In a comment on RBC.ru, Artemyev says that “public access to the archives of the special services is an important decision intended to ensure the past will not be repeated. Now Ukraine wants to go along this path,” but “in Russia in contrast, hopes for such a decision were forgotten and buried long ago.”
On April 9, the Verkhovna Rada passed on first reading a law intended to simplify the access of citizens to the archives of Soviet force structures, including the KGB. Such public access is “an important decision,” one that Ukraine joins the countries of Eastern Europe in making but on that in Russia hopes for something similar were “long ago forgotten and buried.”

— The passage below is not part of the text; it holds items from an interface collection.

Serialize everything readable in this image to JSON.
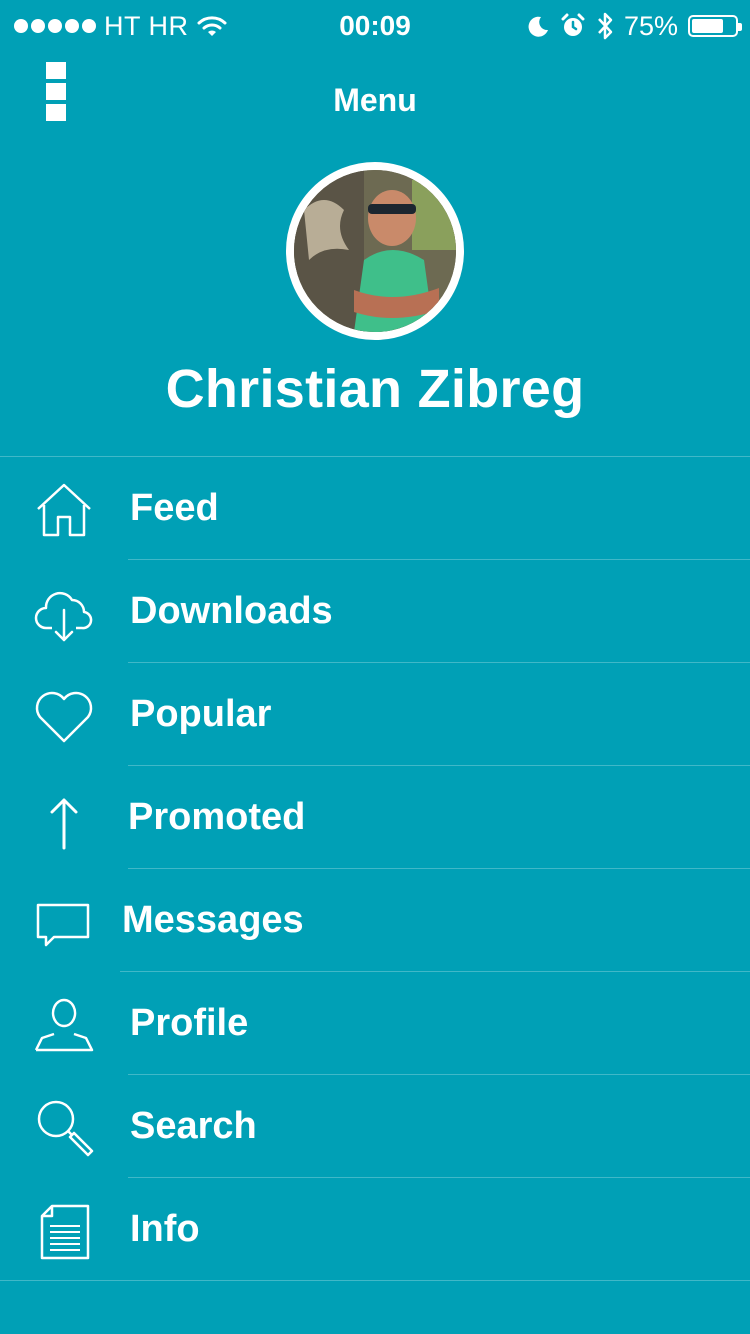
{
  "status_bar": {
    "carrier": "HT HR",
    "time": "00:09",
    "battery_percent": "75%",
    "battery_level": 0.75,
    "icons": [
      "signal-dots-icon",
      "wifi-icon",
      "moon-icon",
      "alarm-icon",
      "bluetooth-icon",
      "battery-icon"
    ]
  },
  "nav": {
    "title": "Menu",
    "menu_icon": "menu-icon"
  },
  "profile": {
    "name": "Christian Zibreg",
    "avatar": "avatar-photo"
  },
  "menu": {
    "items": [
      {
        "label": "Feed",
        "icon": "home-icon"
      },
      {
        "label": "Downloads",
        "icon": "cloud-download-icon"
      },
      {
        "label": "Popular",
        "icon": "heart-icon"
      },
      {
        "label": "Promoted",
        "icon": "arrow-up-icon"
      },
      {
        "label": "Messages",
        "icon": "message-icon"
      },
      {
        "label": "Profile",
        "icon": "person-icon"
      },
      {
        "label": "Search",
        "icon": "search-icon"
      },
      {
        "label": "Info",
        "icon": "document-icon"
      }
    ]
  },
  "colors": {
    "background": "#00a0b6",
    "foreground": "#ffffff"
  }
}
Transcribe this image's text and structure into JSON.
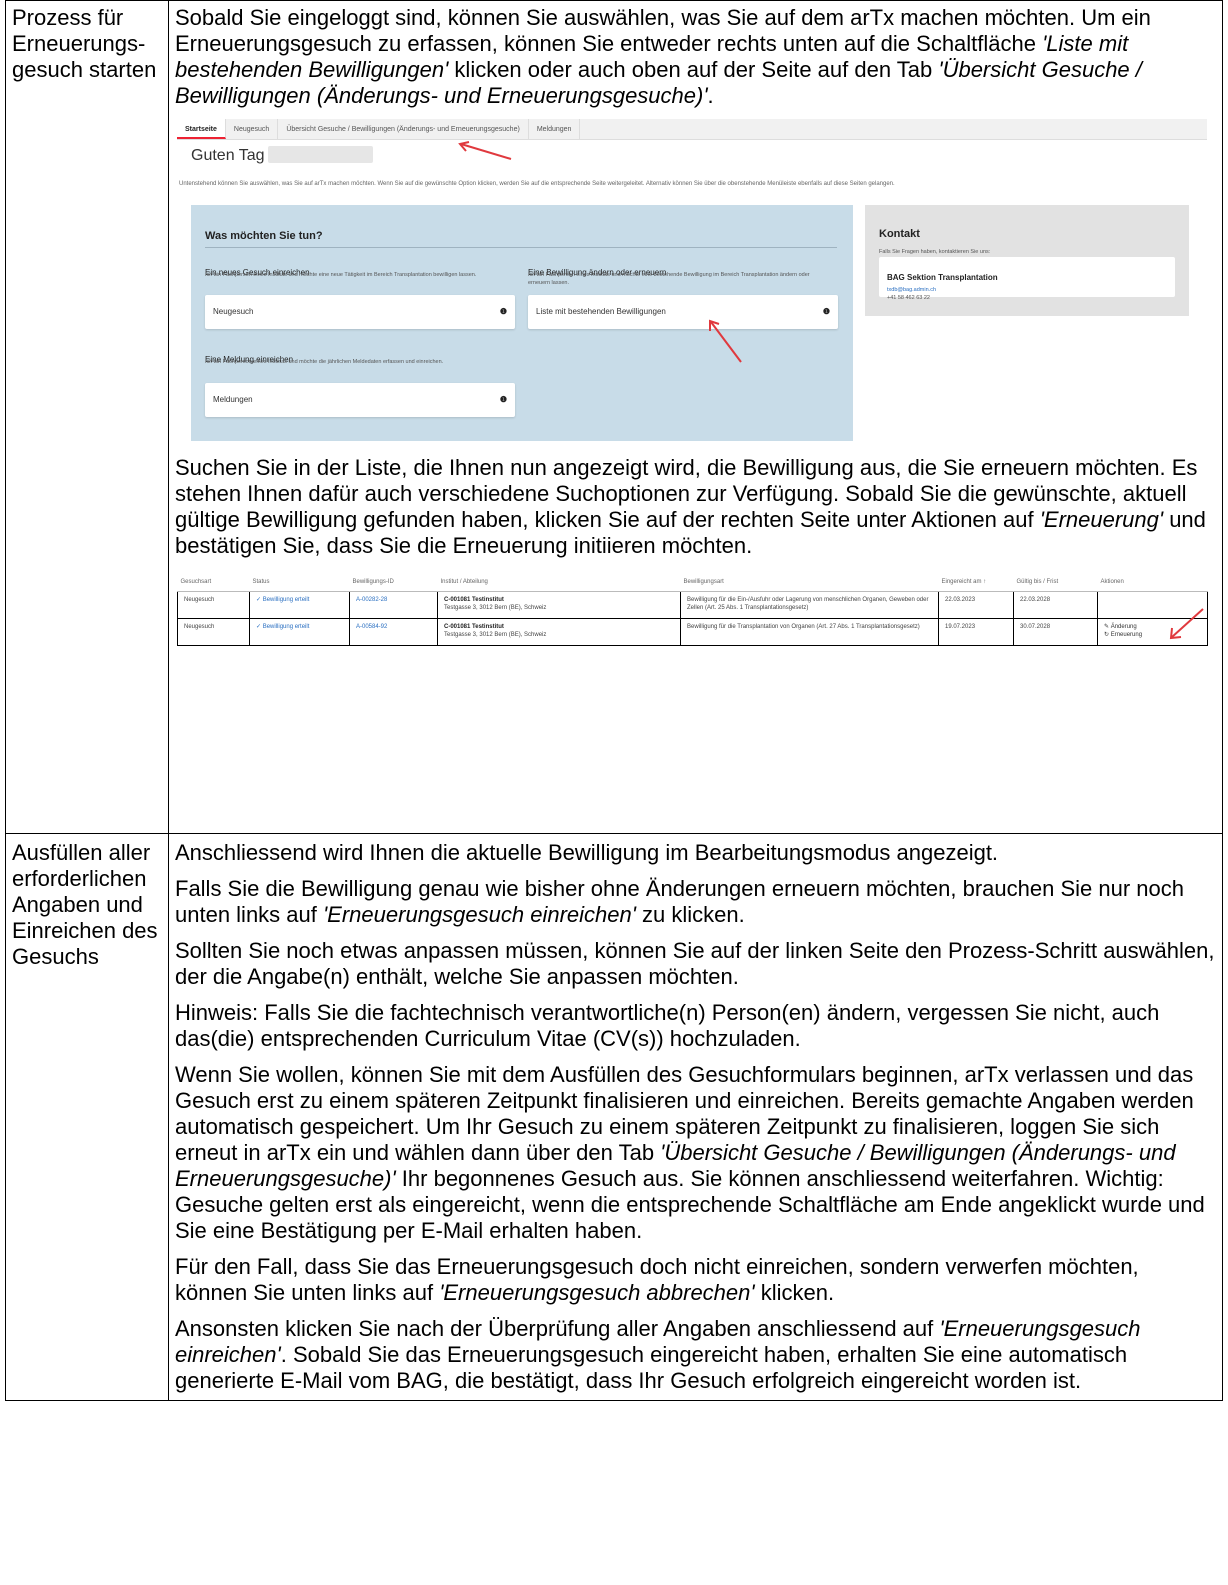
{
  "row1": {
    "label": "Prozess für Erneuerungs-gesuch starten",
    "p1_before": "Sobald Sie eingeloggt sind, können Sie auswählen, was Sie auf dem arTx machen möchten. Um ein Erneuerungsgesuch zu erfassen, können Sie entweder rechts unten auf die Schaltfläche ",
    "p1_em1": "'Liste mit bestehenden Bewilligungen'",
    "p1_mid": " klicken oder auch oben auf der Seite auf den Tab ",
    "p1_em2": "'Übersicht Gesuche / Bewilligungen (Änderungs- und Erneuerungsgesuche)'",
    "p1_after": ".",
    "p2_before": "Suchen Sie in der Liste, die Ihnen nun angezeigt wird, die Bewilligung aus, die Sie erneuern möchten. Es stehen Ihnen dafür auch verschiedene Suchoptionen zur Verfügung. Sobald Sie die gewünschte, aktuell gültige Bewilligung gefunden haben, klicken Sie auf der rechten Seite unter Aktionen auf ",
    "p2_em": "'Erneuerung'",
    "p2_after": " und bestätigen Sie, dass Sie die Erneuerung initiieren möchten."
  },
  "shot1": {
    "tabs": [
      "Startseite",
      "Neugesuch",
      "Übersicht Gesuche / Bewilligungen (Änderungs- und Erneuerungsgesuche)",
      "Meldungen"
    ],
    "greeting": "Guten Tag",
    "intro": "Untenstehend können Sie auswählen, was Sie auf arTx machen möchten. Wenn Sie auf die gewünschte Option klicken, werden Sie auf die entsprechende Seite weitergeleitet. Alternativ können Sie über die obenstehende Menüleiste ebenfalls auf diese Seiten gelangen.",
    "panel_title": "Was möchten Sie tun?",
    "opt1_title": "Ein neues Gesuch einreichen",
    "opt1_desc": "Ich bin Fachperson eines Instituts und möchte eine neue Tätigkeit im Bereich Transplantation bewilligen lassen.",
    "opt1_button": "Neugesuch",
    "opt2_title": "Eine Bewilligung ändern oder erneuern",
    "opt2_desc": "Ich bin Fachperson eines Instituts und möchte eine bestehende Bewilligung im Bereich Transplantation ändern oder erneuern lassen.",
    "opt2_button": "Liste mit bestehenden Bewilligungen",
    "opt3_title": "Eine Meldung einreichen",
    "opt3_desc": "Ich bin Fachperson eines Instituts und möchte die jährlichen Meldedaten erfassen und einreichen.",
    "opt3_button": "Meldungen",
    "info_glyph": "❶",
    "kontakt_title": "Kontakt",
    "kontakt_sub": "Falls Sie Fragen haben, kontaktieren Sie uns:",
    "kontakt_name": "BAG Sektion Transplantation",
    "kontakt_mail": "txdb@bag.admin.ch",
    "kontakt_tel": "+41 58 462 63 22"
  },
  "shot2": {
    "headers": [
      "Gesuchsart",
      "Status",
      "Bewilligungs-ID",
      "Institut / Abteilung",
      "Bewilligungsart",
      "Eingereicht am ↑",
      "Gültig bis / Frist",
      "Aktionen"
    ],
    "rows": [
      {
        "art": "Neugesuch",
        "status": "✓ Bewilligung erteilt",
        "id": "A-00282-28",
        "inst1": "C-001081 Testinstitut",
        "inst2": "Testgasse 3, 3012 Bern (BE), Schweiz",
        "bew": "Bewilligung für die Ein-/Ausfuhr oder Lagerung von menschlichen Organen, Geweben oder Zellen (Art. 25 Abs. 1 Transplantationsgesetz)",
        "eing": "22.03.2023",
        "gueltig": "22.03.2028",
        "act1": "",
        "act2": ""
      },
      {
        "art": "Neugesuch",
        "status": "✓ Bewilligung erteilt",
        "id": "A-00584-92",
        "inst1": "C-001081 Testinstitut",
        "inst2": "Testgasse 3, 3012 Bern (BE), Schweiz",
        "bew": "Bewilligung für die Transplantation von Organen (Art. 27 Abs. 1 Transplantationsgesetz)",
        "eing": "19.07.2023",
        "gueltig": "30.07.2028",
        "act1": "✎ Änderung",
        "act2": "↻ Erneuerung"
      }
    ]
  },
  "row2": {
    "label": "Ausfüllen aller erforderlichen Angaben und Einreichen des Gesuchs",
    "p1": "Anschliessend wird Ihnen die aktuelle Bewilligung im Bearbeitungsmodus angezeigt.",
    "p2_before": "Falls Sie die Bewilligung genau wie bisher ohne Änderungen erneuern möchten, brauchen Sie nur noch unten links auf ",
    "p2_em": "'Erneuerungsgesuch einreichen'",
    "p2_after": " zu klicken.",
    "p3": "Sollten Sie noch etwas anpassen müssen, können Sie auf der linken Seite den Prozess-Schritt auswählen, der die Angabe(n) enthält, welche Sie anpassen möchten.",
    "p4": "Hinweis: Falls Sie die fachtechnisch verantwortliche(n) Person(en) ändern, vergessen Sie nicht, auch das(die) entsprechenden Curriculum Vitae (CV(s)) hochzuladen.",
    "p5_before": "Wenn Sie wollen, können Sie mit dem Ausfüllen des Gesuchformulars beginnen, arTx verlassen und das Gesuch erst zu einem späteren Zeitpunkt finalisieren und einreichen. Bereits gemachte Angaben werden automatisch gespeichert. Um Ihr Gesuch zu einem späteren Zeitpunkt zu finalisieren, loggen Sie sich erneut in arTx ein und wählen dann über den Tab ",
    "p5_em": "'Übersicht Gesuche / Bewilligungen (Änderungs- und Erneuerungsgesuche)'",
    "p5_after": " Ihr begonnenes Gesuch aus. Sie können anschliessend weiterfahren. Wichtig: Gesuche gelten erst als eingereicht, wenn die entsprechende Schaltfläche am Ende angeklickt wurde und Sie eine Bestätigung per E-Mail erhalten haben.",
    "p6_before": "Für den Fall, dass Sie das Erneuerungsgesuch doch nicht einreichen, sondern verwerfen möchten, können Sie unten links auf ",
    "p6_em": "'Erneuerungsgesuch abbrechen'",
    "p6_after": " klicken.",
    "p7_before": "Ansonsten klicken Sie nach der Überprüfung aller Angaben anschliessend auf ",
    "p7_em": "'Erneuerungsgesuch einreichen'",
    "p7_after": ". Sobald Sie das Erneuerungsgesuch eingereicht haben, erhalten Sie eine automatisch generierte E-Mail vom BAG, die bestätigt, dass Ihr Gesuch erfolgreich eingereicht worden ist."
  },
  "colors": {
    "arrow": "#e0393e",
    "panel": "#c8dce8",
    "kontakt_bg": "#e2e2e2",
    "link": "#2a6fc1"
  }
}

That step, along with others that redefine the 1939-1945 conflict in Europe as World War II rather than “the Great Fatherland War,” celebrate the end of the war in Europe on May 8 rather than May 9, end the condemnation of the anti-Moscow resistance, and call for the elimination of all Soviet place names move Ukraine ever further from “a common past” with Russia.

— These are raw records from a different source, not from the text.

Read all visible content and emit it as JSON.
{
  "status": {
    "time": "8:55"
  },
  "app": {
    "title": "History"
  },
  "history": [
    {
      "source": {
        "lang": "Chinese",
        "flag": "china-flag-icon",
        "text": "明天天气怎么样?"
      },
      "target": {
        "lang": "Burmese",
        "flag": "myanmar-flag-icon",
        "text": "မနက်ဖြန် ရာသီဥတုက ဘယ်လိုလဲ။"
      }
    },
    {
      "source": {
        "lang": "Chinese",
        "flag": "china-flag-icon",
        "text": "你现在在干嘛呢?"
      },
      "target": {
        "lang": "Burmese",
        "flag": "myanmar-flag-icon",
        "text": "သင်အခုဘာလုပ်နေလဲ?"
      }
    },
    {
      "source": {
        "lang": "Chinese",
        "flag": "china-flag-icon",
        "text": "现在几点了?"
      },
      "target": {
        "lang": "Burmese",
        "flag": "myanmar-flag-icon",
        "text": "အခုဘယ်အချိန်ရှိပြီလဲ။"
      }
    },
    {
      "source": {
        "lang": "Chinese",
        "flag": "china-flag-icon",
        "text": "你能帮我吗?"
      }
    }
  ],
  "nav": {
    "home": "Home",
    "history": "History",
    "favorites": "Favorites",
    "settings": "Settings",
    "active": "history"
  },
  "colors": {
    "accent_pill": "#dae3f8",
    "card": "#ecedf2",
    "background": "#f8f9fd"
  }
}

At the end of the 1980s and in the early 1990s, many Russian liberals hoped for something similar with regard to the archives and place names, but “there was not a broad social demand for this” and the powers that be soon were able to block access to the archives and limit name changes.
As a result, Russia but not now Ukraine “decided to turn away from its own history or more precisely did not want to say farewell to its accustomed picture.” As a result, Artemyev says, “Russia in many respects remains a Soviet state with a corresponding ideology and system of values.”

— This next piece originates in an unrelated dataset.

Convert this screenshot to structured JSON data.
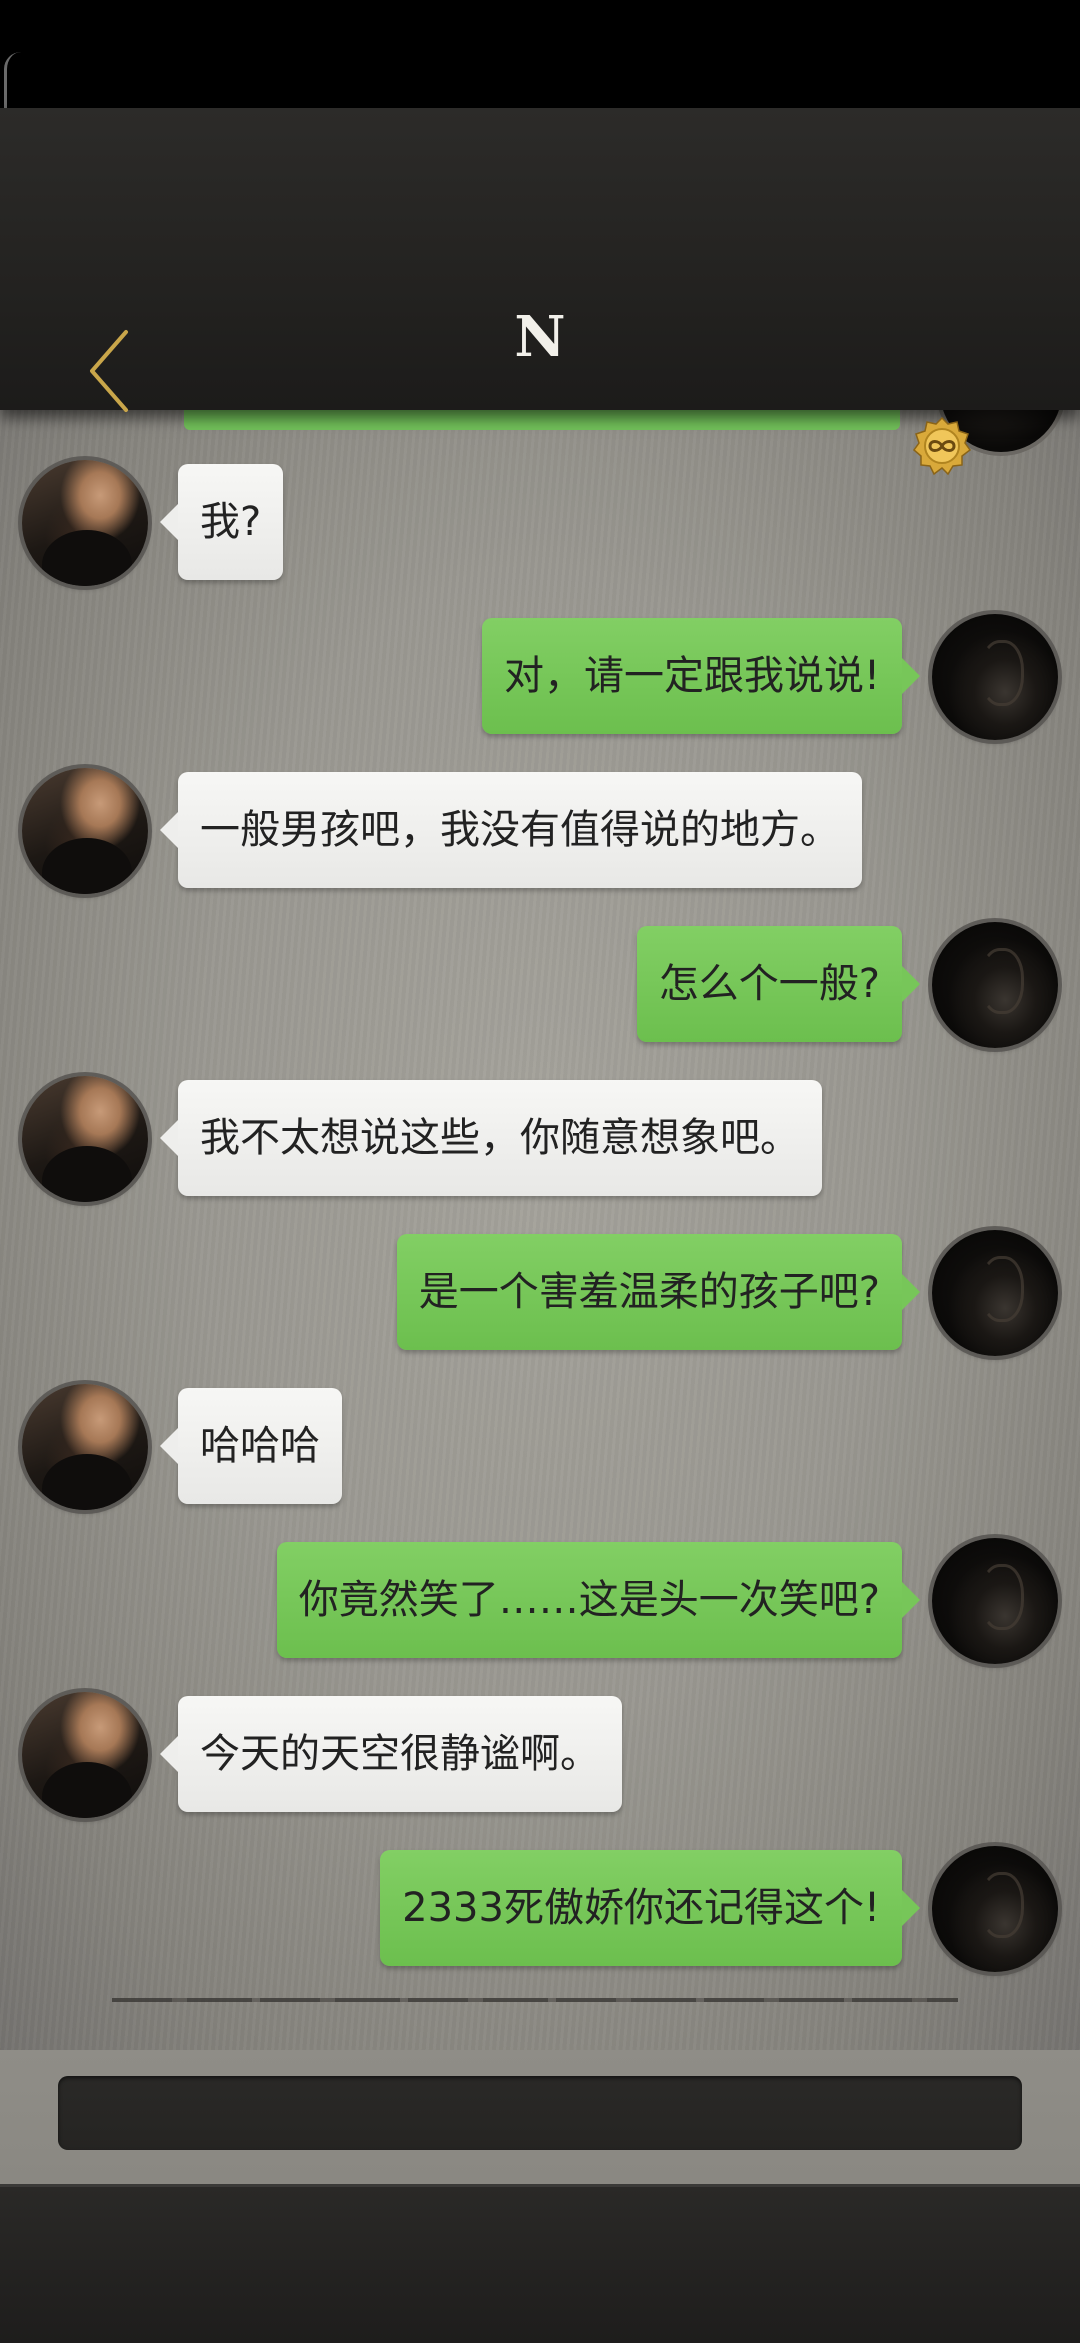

Also yesterday, he continues, the Ukrainian parliament adopted several other “important pieces of legislation,” including one law that bans the use of symbols from the communist and national socialist past, the taking down of monuments to all communist leaders, and the elimination of all place names linked to the Soviet and communist leadership.
Implementing all these pieces of legislation is not going to be easy. “Taking down monuments [to Lenin] is one thing; renaming thousands of streets, squares and allies” is another. It will be expensive and for some longtime residents inconvenient, and there will be resistance as well as questions about what names should be employed instead.
But in all these cases, whatever the problems there may be, Ukraine has shown that it plans to follow the European path rather the Russian one, the historian says. “In Russia, in 1990-1992, there were attempts to change place names. But like with many other reforms, the move stopped not having gone even half way.”
Leningrad was renamed St. Petersburg, and Sverdlovsk was renamed Yekaterinburg, but the regions around them remained what they were: Leningrad and Sverdlovsk. And while some streets in some cities have been renamed, most Russians continue to “live on Lenin Prospects, and the centers of their cities are decorated with statues of Lenin.”
The continuing presence of Lenin’s mausoleum on Red Square, Artemyev says, is “one of the most visible testimonials of the piddling nature of real changes after 1991.” Putin today is so popular that “if he decided to carry out the mummy and close that institution, no mass protests would take place.”
And the fact that he has not done so and that his regime continues “to support the relics of Sovietism,” the Russian historian says, “likely shows that “they are important and dear to [the leadership] in and of themselves and not because [any move against them] would generate social tensions.”